(App and web page records)
[Start of section]

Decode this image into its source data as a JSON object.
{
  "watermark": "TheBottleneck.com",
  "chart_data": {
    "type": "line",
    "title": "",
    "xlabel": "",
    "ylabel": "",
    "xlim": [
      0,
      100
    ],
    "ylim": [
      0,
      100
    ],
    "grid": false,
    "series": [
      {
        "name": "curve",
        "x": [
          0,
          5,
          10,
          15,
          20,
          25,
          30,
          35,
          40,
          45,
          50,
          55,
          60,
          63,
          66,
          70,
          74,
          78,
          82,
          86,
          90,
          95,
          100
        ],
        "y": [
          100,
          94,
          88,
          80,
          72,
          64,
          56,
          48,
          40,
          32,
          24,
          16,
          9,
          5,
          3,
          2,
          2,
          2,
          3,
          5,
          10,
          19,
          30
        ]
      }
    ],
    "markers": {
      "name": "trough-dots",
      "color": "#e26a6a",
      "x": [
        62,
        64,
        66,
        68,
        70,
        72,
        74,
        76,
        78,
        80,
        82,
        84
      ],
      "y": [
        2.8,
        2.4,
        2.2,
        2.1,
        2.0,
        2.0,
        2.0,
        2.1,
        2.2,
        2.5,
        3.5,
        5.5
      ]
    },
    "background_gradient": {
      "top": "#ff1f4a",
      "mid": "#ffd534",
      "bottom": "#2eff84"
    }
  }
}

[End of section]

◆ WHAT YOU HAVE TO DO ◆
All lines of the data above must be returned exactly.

◆ WRITTEN ANSWER ◆
Decode this image into its source data as a JSON object.
{
  "watermark": "TheBottleneck.com",
  "chart_data": {
    "type": "line",
    "title": "",
    "xlabel": "",
    "ylabel": "",
    "xlim": [
      0,
      100
    ],
    "ylim": [
      0,
      100
    ],
    "grid": false,
    "series": [
      {
        "name": "curve",
        "x": [
          0,
          5,
          10,
          15,
          20,
          25,
          30,
          35,
          40,
          45,
          50,
          55,
          60,
          63,
          66,
          70,
          74,
          78,
          82,
          86,
          90,
          95,
          100
        ],
        "y": [
          100,
          94,
          88,
          80,
          72,
          64,
          56,
          48,
          40,
          32,
          24,
          16,
          9,
          5,
          3,
          2,
          2,
          2,
          3,
          5,
          10,
          19,
          30
        ]
      }
    ],
    "markers": {
      "name": "trough-dots",
      "color": "#e26a6a",
      "x": [
        62,
        64,
        66,
        68,
        70,
        72,
        74,
        76,
        78,
        80,
        82,
        84
      ],
      "y": [
        2.8,
        2.4,
        2.2,
        2.1,
        2.0,
        2.0,
        2.0,
        2.1,
        2.2,
        2.5,
        3.5,
        5.5
      ]
    },
    "background_gradient": {
      "top": "#ff1f4a",
      "mid": "#ffd534",
      "bottom": "#2eff84"
    }
  }
}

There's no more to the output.